Here’s my first ThThTh list of March. In like a lion, as they say. Or in with a list of lions, which they don’t really say. But I’ll say it. Or I just did. Here are some lions for you.
- Leo. The astrological sign of the lion. Based on the constellation.
- The Cowardly Lion from L. F. Baum’s The Wonderful Wizard of Oz. (Also in the 1939 movie The Wizard of Oz.) A lion who wants to get courage.
- Aslan. The lion in The Lion, the Witch and the Wardrobe, and the other six books in the Chronicles of Narnia by C. S. Lewis.
- The Lion King (1994) . An animated Disney movie, and a broadway play based on the same.
- The MGM Lion. This lion mascot (actually several different lions since 1924) appears roaring in the MGM logo as part of the (much parodied) opening sequence of Metro Goldwyn Mayer film productions.
- “The Lion Sleeps Tonight“. A famous song with a more complicated history than I’d realized.. The original version “Mbube” was recorded in South Africa in 1939. Many versions, some also going by the name “Wimoweh,” have since been recorded around the world. Best known perhaps is the version by The Tokens. (Hear it on YouTube in a video with a singing hippo and dancing dog.)
- The lion’s share.
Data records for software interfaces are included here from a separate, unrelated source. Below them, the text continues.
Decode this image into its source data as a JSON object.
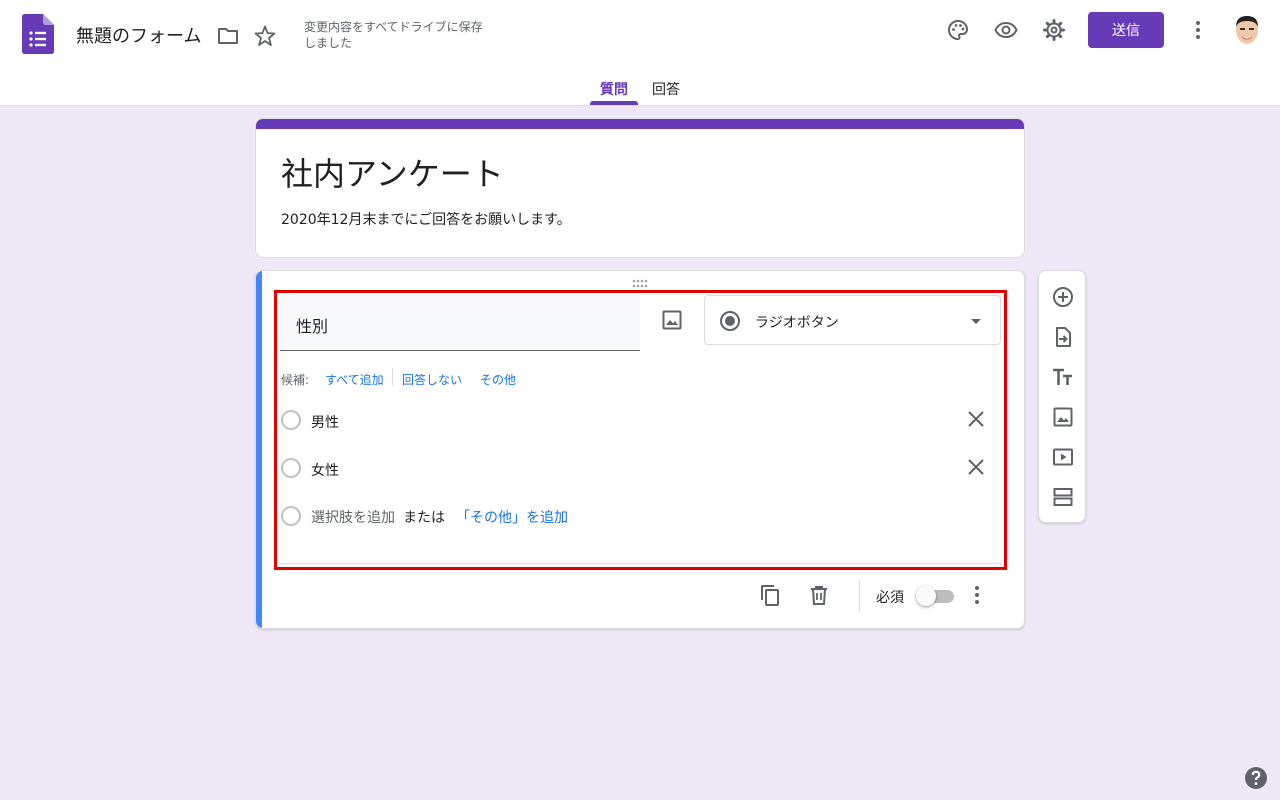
{
  "header": {
    "title": "無題のフォーム",
    "save_status": "変更内容をすべてドライブに保存しました",
    "send_label": "送信",
    "icons": [
      "forms-logo-icon",
      "folder-icon",
      "star-icon",
      "palette-icon",
      "preview-eye-icon",
      "settings-gear-icon",
      "more-vert-icon",
      "avatar"
    ],
    "tabs": [
      {
        "label": "質問",
        "active": true
      },
      {
        "label": "回答",
        "active": false
      }
    ]
  },
  "form": {
    "title": "社内アンケート",
    "description": "2020年12月末までにご回答をお願いします。"
  },
  "question": {
    "text": "性別",
    "type": "ラジオボタン",
    "suggestions_label": "候補:",
    "suggestions": [
      "すべて追加",
      "回答しない",
      "その他"
    ],
    "options": [
      "男性",
      "女性"
    ],
    "add_option": "選択肢を追加",
    "add_or": "または",
    "add_other": "「その他」を追加",
    "required_label": "必須",
    "required": false
  },
  "side_toolbar": {
    "icons": [
      "add-question-icon",
      "import-questions-icon",
      "add-title-icon",
      "add-image-icon",
      "add-video-icon",
      "add-section-icon"
    ]
  },
  "colors": {
    "primary": "#673ab7",
    "background": "#ede7f6",
    "active_accent": "#4285f4",
    "link": "#1a73e8",
    "highlight": "#e00000"
  }
}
An expression meaning “the biggest portion.”
- “The Lion’s Share“. A song off 10,000 Maniacs’ album Blind Man’s Zoo.
- Fed to the lions or Thrown to the lions. Expressions meaning that a person has been placed in a metaphorical position of danger or a situation for which they are not well prepared. (Ancient Romans threw people to the lions as a spectator sport, and in a less figurative way.)
- “The Slave and the Lion.” An Aesop’s fable about an escaped slave who removes a thorn from a lion’s paw, and thus gains the lion’s loyalty. And avoids getting eaten when he is thrown to the lions.
- “The Lady and the Lion.” A fairy tale told by the Brothers Grimm about a young woman who is held captive by a lion, who turns out to be a cursed prince. The story has much in common with versions of the “Beauty and the Beast” fairy tale. A retelling of the story is available as a picturebook.
- The Lion and the Unicorn. Symbols of the United Kingdom. The lion gets to wear the crown on the UK Royal Coat of Arms. There’s also the related nursery rhyme:
The lion and the unicorn were fighting for the crown
The lion beat the unicorn all around the town.
Some gave them white bread, and some gave them brown;
Some gave them plum cake and drummed them out of town.